EXERCISE OBJECTIVE. Copy the entries exactly. Leave out any pictures.
DATA PROVIDED Start Marker
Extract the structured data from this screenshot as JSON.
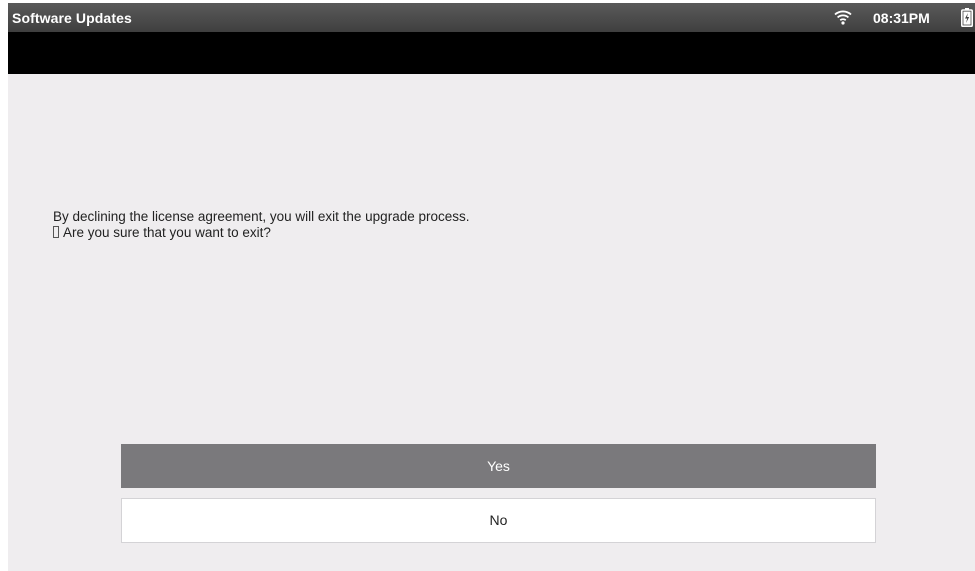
{
  "status_bar": {
    "title": "Software Updates",
    "time": "08:31PM",
    "icons": [
      "wifi-icon",
      "battery-icon"
    ]
  },
  "dialog": {
    "message_line1": "By declining the license agreement, you will exit the upgrade process.",
    "message_line2": "Are you sure that you want to exit?",
    "yes_label": "Yes",
    "no_label": "No"
  },
  "colors": {
    "status_bar": "#4a4a4a",
    "band": "#000000",
    "background": "#efedef",
    "yes_button": "#7a797c",
    "no_button": "#ffffff"
  }
}
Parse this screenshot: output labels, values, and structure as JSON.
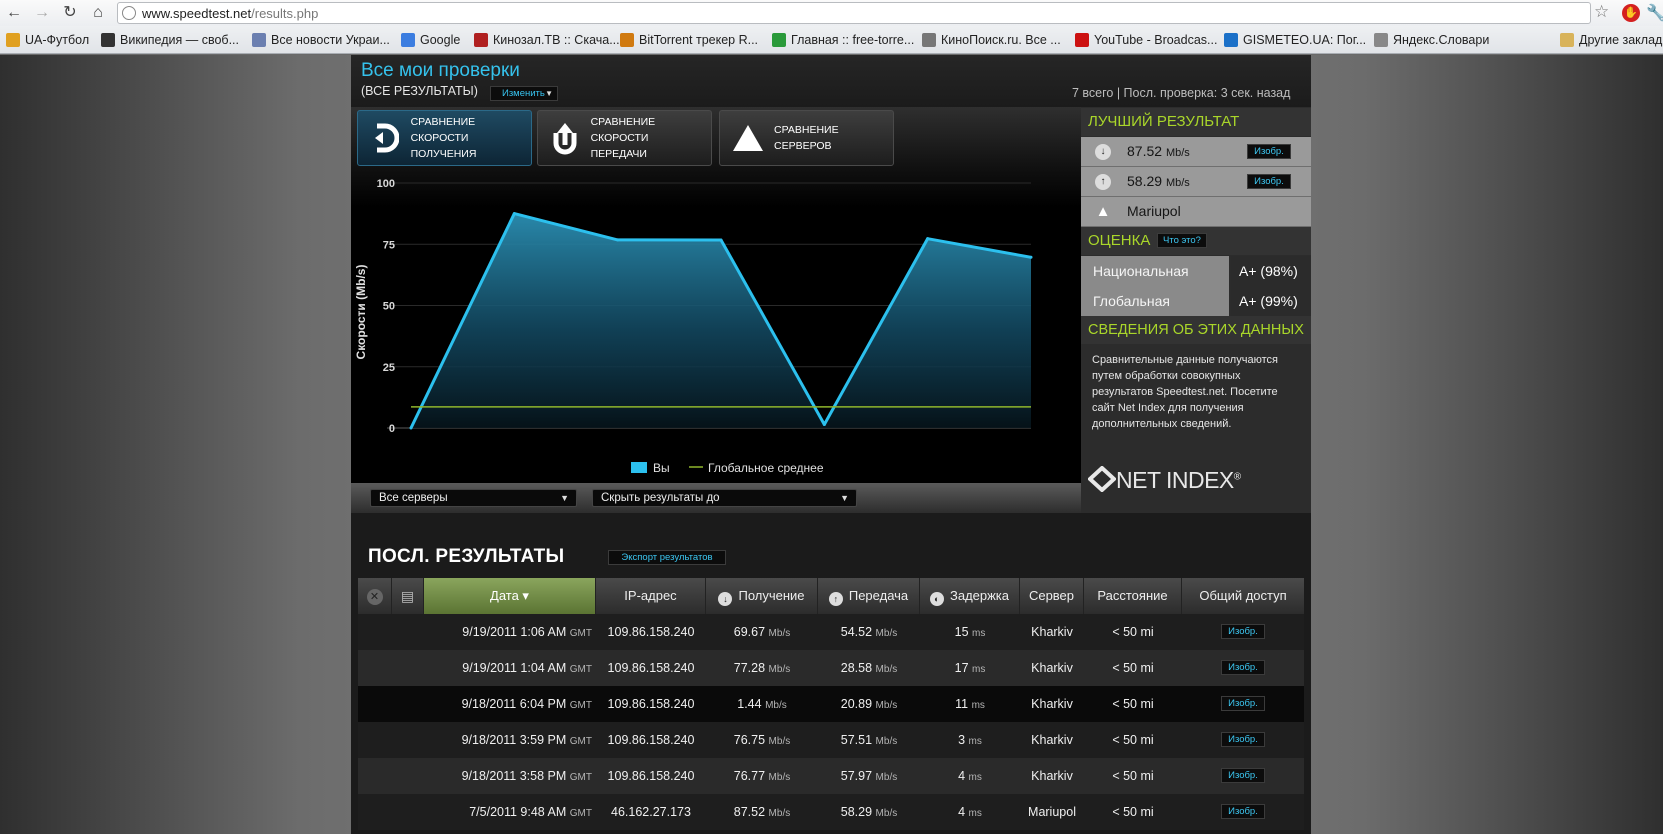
{
  "browser": {
    "url_host": "www.speedtest.net",
    "url_path": "/results.php",
    "bookmarks": [
      {
        "label": "UA-Футбол",
        "icon": "ua-football-icon",
        "color": "#e0a020"
      },
      {
        "label": "Википедия — своб...",
        "icon": "wikipedia-icon",
        "color": "#333333"
      },
      {
        "label": "Все новости Украи...",
        "icon": "news-icon",
        "color": "#6b7fb0"
      },
      {
        "label": "Google",
        "icon": "google-icon",
        "color": "#3b7de0"
      },
      {
        "label": "Кинозал.ТВ :: Скача...",
        "icon": "kinozal-icon",
        "color": "#b02020"
      },
      {
        "label": "BitTorrent трекер R...",
        "icon": "rutracker-icon",
        "color": "#d07a10"
      },
      {
        "label": "Главная :: free-torre...",
        "icon": "free-torrents-icon",
        "color": "#2a9a3a"
      },
      {
        "label": "КиноПоиск.ru. Все ...",
        "icon": "kinopoisk-icon",
        "color": "#777777"
      },
      {
        "label": "YouTube - Broadcas...",
        "icon": "youtube-icon",
        "color": "#cc1111"
      },
      {
        "label": "GISMETEO.UA: Пог...",
        "icon": "gismeteo-icon",
        "color": "#1a70c8"
      },
      {
        "label": "Яндекс.Словари",
        "icon": "yandex-dictionary-icon",
        "color": "#888888"
      },
      {
        "label": "Другие заклад",
        "icon": "folder-icon",
        "color": "#d8b35a"
      }
    ]
  },
  "header": {
    "title": "Все мои проверки",
    "subtitle": "(ВСЕ РЕЗУЛЬТАТЫ)",
    "change_label": "Изменить",
    "summary": "7 всего | Посл. проверка: 3 сек. назад"
  },
  "tabs": [
    {
      "line1": "СРАВНЕНИЕ СКОРОСТИ",
      "line2": "ПОЛУЧЕНИЯ",
      "icon": "download-compare-icon"
    },
    {
      "line1": "СРАВНЕНИЕ СКОРОСТИ",
      "line2": "ПЕРЕДАЧИ",
      "icon": "upload-compare-icon"
    },
    {
      "line1": "СРАВНЕНИЕ",
      "line2": "СЕРВЕРОВ",
      "icon": "servers-compare-icon"
    }
  ],
  "chart_data": {
    "type": "area",
    "ylabel": "Скорости (Mb/s)",
    "ylim": [
      0,
      100
    ],
    "yticks": [
      "100",
      "75",
      "50",
      "25",
      "0"
    ],
    "ytick_values": [
      100,
      75,
      50,
      25,
      0
    ],
    "x_count": 7,
    "series": [
      {
        "name": "Вы",
        "values": [
          0,
          87.52,
          76.77,
          76.75,
          1.44,
          77.28,
          69.67
        ],
        "color": "#2cc0ee"
      },
      {
        "name": "Глобальное среднее",
        "values": [
          8.6,
          8.6,
          8.6,
          8.6,
          8.6,
          8.6,
          8.6
        ],
        "color": "#8fb62c"
      }
    ],
    "legend_position": "bottom-center",
    "grid": true
  },
  "filters": {
    "servers": "Все серверы",
    "hide": "Скрыть результаты до"
  },
  "side": {
    "best_title": "ЛУЧШИЙ РЕЗУЛЬТАТ",
    "best_rows": [
      {
        "icon": "download-icon",
        "value": "87.52",
        "unit": "Mb/s",
        "button": "Изобр."
      },
      {
        "icon": "upload-icon",
        "value": "58.29",
        "unit": "Mb/s",
        "button": "Изобр."
      },
      {
        "icon": "server-icon",
        "value": "Mariupol",
        "unit": "",
        "button": ""
      }
    ],
    "grade_title": "ОЦЕНКА",
    "what_label": "Что это?",
    "grades": [
      {
        "label": "Национальная",
        "value": "A+ (98%)"
      },
      {
        "label": "Глобальная",
        "value": "A+ (99%)"
      }
    ],
    "info_title": "СВЕДЕНИЯ ОБ ЭТИХ ДАННЫХ",
    "info_text": "Сравнительные данные получаются путем обработки совокупных результатов Speedtest.net. Посетите сайт Net Index для получения дополнительных сведений.",
    "netindex_label": "NET INDEX",
    "netindex_mark": "®"
  },
  "results": {
    "title": "ПОСЛ. РЕЗУЛЬТАТЫ",
    "export_label": "Экспорт результатов",
    "columns": {
      "date": "Дата ▾",
      "ip": "IP-адрес",
      "download": "Получение",
      "upload": "Передача",
      "ping": "Задержка",
      "server": "Сервер",
      "distance": "Расстояние",
      "share": "Общий доступ"
    },
    "rows": [
      {
        "date": "9/19/2011 1:06 AM",
        "tz": "GMT",
        "ip": "109.86.158.240",
        "down": "69.67",
        "up": "54.52",
        "ping": "15",
        "server": "Kharkiv",
        "distance": "< 50 mi",
        "share": "Изобр."
      },
      {
        "date": "9/19/2011 1:04 AM",
        "tz": "GMT",
        "ip": "109.86.158.240",
        "down": "77.28",
        "up": "28.58",
        "ping": "17",
        "server": "Kharkiv",
        "distance": "< 50 mi",
        "share": "Изобр."
      },
      {
        "date": "9/18/2011 6:04 PM",
        "tz": "GMT",
        "ip": "109.86.158.240",
        "down": "1.44",
        "up": "20.89",
        "ping": "11",
        "server": "Kharkiv",
        "distance": "< 50 mi",
        "share": "Изобр."
      },
      {
        "date": "9/18/2011 3:59 PM",
        "tz": "GMT",
        "ip": "109.86.158.240",
        "down": "76.75",
        "up": "57.51",
        "ping": "3",
        "server": "Kharkiv",
        "distance": "< 50 mi",
        "share": "Изобр."
      },
      {
        "date": "9/18/2011 3:58 PM",
        "tz": "GMT",
        "ip": "109.86.158.240",
        "down": "76.77",
        "up": "57.97",
        "ping": "4",
        "server": "Kharkiv",
        "distance": "< 50 mi",
        "share": "Изобр."
      },
      {
        "date": "7/5/2011 9:48 AM",
        "tz": "GMT",
        "ip": "46.162.27.173",
        "down": "87.52",
        "up": "58.29",
        "ping": "4",
        "server": "Mariupol",
        "distance": "< 50 mi",
        "share": "Изобр."
      }
    ],
    "unit_speed": "Mb/s",
    "unit_ping": "ms"
  }
}
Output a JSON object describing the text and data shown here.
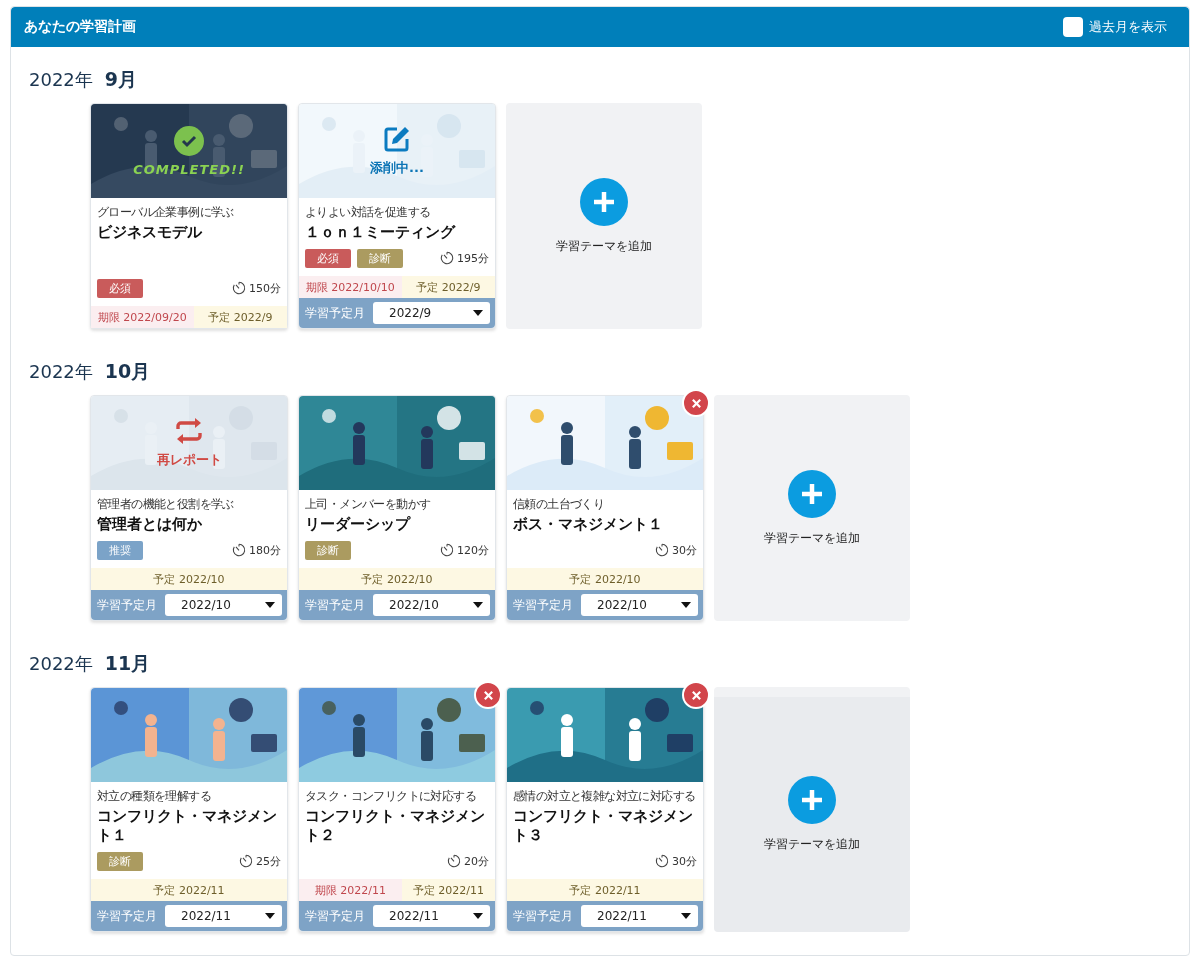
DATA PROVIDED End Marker
RESULT.
Extract the structured data from this screenshot as JSON.
{
  "status_bar": {
    "title": "Software Updates",
    "time": "08:31PM",
    "icons": [
      "wifi-icon",
      "battery-icon"
    ]
  },
  "dialog": {
    "message_line1": "By declining the license agreement, you will exit the upgrade process.",
    "message_line2": "Are you sure that you want to exit?",
    "yes_label": "Yes",
    "no_label": "No"
  },
  "colors": {
    "status_bar": "#4a4a4a",
    "band": "#000000",
    "background": "#efedef",
    "yes_button": "#7a797c",
    "no_button": "#ffffff"
  }
}
Parse this screenshot: output labels, values, and structure as JSON.
{
  "browser": {
    "url_host": "www.speedtest.net",
    "url_path": "/results.php",
    "bookmarks": [
      {
        "label": "UA-Футбол",
        "icon": "ua-football-icon",
        "color": "#e0a020"
      },
      {
        "label": "Википедия — своб...",
        "icon": "wikipedia-icon",
        "color": "#333333"
      },
      {
        "label": "Все новости Украи...",
        "icon": "news-icon",
        "color": "#6b7fb0"
      },
      {
        "label": "Google",
        "icon": "google-icon",
        "color": "#3b7de0"
      },
      {
        "label": "Кинозал.ТВ :: Скача...",
        "icon": "kinozal-icon",
        "color": "#b02020"
      },
      {
        "label": "BitTorrent трекер R...",
        "icon": "rutracker-icon",
        "color": "#d07a10"
      },
      {
        "label": "Главная :: free-torre...",
        "icon": "free-torrents-icon",
        "color": "#2a9a3a"
      },
      {
        "label": "КиноПоиск.ru. Все ...",
        "icon": "kinopoisk-icon",
        "color": "#777777"
      },
      {
        "label": "YouTube - Broadcas...",
        "icon": "youtube-icon",
        "color": "#cc1111"
      },
      {
        "label": "GISMETEO.UA: Пог...",
        "icon": "gismeteo-icon",
        "color": "#1a70c8"
      },
      {
        "label": "Яндекс.Словари",
        "icon": "yandex-dictionary-icon",
        "color": "#888888"
      },
      {
        "label": "Другие заклад",
        "icon": "folder-icon",
        "color": "#d8b35a"
      }
    ]
  },
  "header": {
    "title": "Все мои проверки",
    "subtitle": "(ВСЕ РЕЗУЛЬТАТЫ)",
    "change_label": "Изменить",
    "summary": "7 всего | Посл. проверка: 3 сек. назад"
  },
  "tabs": [
    {
      "line1": "СРАВНЕНИЕ СКОРОСТИ",
      "line2": "ПОЛУЧЕНИЯ",
      "icon": "download-compare-icon"
    },
    {
      "line1": "СРАВНЕНИЕ СКОРОСТИ",
      "line2": "ПЕРЕДАЧИ",
      "icon": "upload-compare-icon"
    },
    {
      "line1": "СРАВНЕНИЕ",
      "line2": "СЕРВЕРОВ",
      "icon": "servers-compare-icon"
    }
  ],
  "chart_data": {
    "type": "area",
    "ylabel": "Скорости (Mb/s)",
    "ylim": [
      0,
      100
    ],
    "yticks": [
      "100",
      "75",
      "50",
      "25",
      "0"
    ],
    "ytick_values": [
      100,
      75,
      50,
      25,
      0
    ],
    "x_count": 7,
    "series": [
      {
        "name": "Вы",
        "values": [
          0,
          87.52,
          76.77,
          76.75,
          1.44,
          77.28,
          69.67
        ],
        "color": "#2cc0ee"
      },
      {
        "name": "Глобальное среднее",
        "values": [
          8.6,
          8.6,
          8.6,
          8.6,
          8.6,
          8.6,
          8.6
        ],
        "color": "#8fb62c"
      }
    ],
    "legend_position": "bottom-center",
    "grid": true
  },
  "filters": {
    "servers": "Все серверы",
    "hide": "Скрыть результаты до"
  },
  "side": {
    "best_title": "ЛУЧШИЙ РЕЗУЛЬТАТ",
    "best_rows": [
      {
        "icon": "download-icon",
        "value": "87.52",
        "unit": "Mb/s",
        "button": "Изобр."
      },
      {
        "icon": "upload-icon",
        "value": "58.29",
        "unit": "Mb/s",
        "button": "Изобр."
      },
      {
        "icon": "server-icon",
        "value": "Mariupol",
        "unit": "",
        "button": ""
      }
    ],
    "grade_title": "ОЦЕНКА",
    "what_label": "Что это?",
    "grades": [
      {
        "label": "Национальная",
        "value": "A+ (98%)"
      },
      {
        "label": "Глобальная",
        "value": "A+ (99%)"
      }
    ],
    "info_title": "СВЕДЕНИЯ ОБ ЭТИХ ДАННЫХ",
    "info_text": "Сравнительные данные получаются путем обработки совокупных результатов Speedtest.net. Посетите сайт Net Index для получения дополнительных сведений.",
    "netindex_label": "NET INDEX",
    "netindex_mark": "®"
  },
  "results": {
    "title": "ПОСЛ. РЕЗУЛЬТАТЫ",
    "export_label": "Экспорт результатов",
    "columns": {
      "date": "Дата ▾",
      "ip": "IP-адрес",
      "download": "Получение",
      "upload": "Передача",
      "ping": "Задержка",
      "server": "Сервер",
      "distance": "Расстояние",
      "share": "Общий доступ"
    },
    "rows": [
      {
        "date": "9/19/2011 1:06 AM",
        "tz": "GMT",
        "ip": "109.86.158.240",
        "down": "69.67",
        "up": "54.52",
        "ping": "15",
        "server": "Kharkiv",
        "distance": "< 50 mi",
        "share": "Изобр."
      },
      {
        "date": "9/19/2011 1:04 AM",
        "tz": "GMT",
        "ip": "109.86.158.240",
        "down": "77.28",
        "up": "28.58",
        "ping": "17",
        "server": "Kharkiv",
        "distance": "< 50 mi",
        "share": "Изобр."
      },
      {
        "date": "9/18/2011 6:04 PM",
        "tz": "GMT",
        "ip": "109.86.158.240",
        "down": "1.44",
        "up": "20.89",
        "ping": "11",
        "server": "Kharkiv",
        "distance": "< 50 mi",
        "share": "Изобр."
      },
      {
        "date": "9/18/2011 3:59 PM",
        "tz": "GMT",
        "ip": "109.86.158.240",
        "down": "76.75",
        "up": "57.51",
        "ping": "3",
        "server": "Kharkiv",
        "distance": "< 50 mi",
        "share": "Изобр."
      },
      {
        "date": "9/18/2011 3:58 PM",
        "tz": "GMT",
        "ip": "109.86.158.240",
        "down": "76.77",
        "up": "57.97",
        "ping": "4",
        "server": "Kharkiv",
        "distance": "< 50 mi",
        "share": "Изобр."
      },
      {
        "date": "7/5/2011 9:48 AM",
        "tz": "GMT",
        "ip": "46.162.27.173",
        "down": "87.52",
        "up": "58.29",
        "ping": "4",
        "server": "Mariupol",
        "distance": "< 50 mi",
        "share": "Изобр."
      }
    ],
    "unit_speed": "Mb/s",
    "unit_ping": "ms"
  }
}
Output a JSON object describing the text and data shown here.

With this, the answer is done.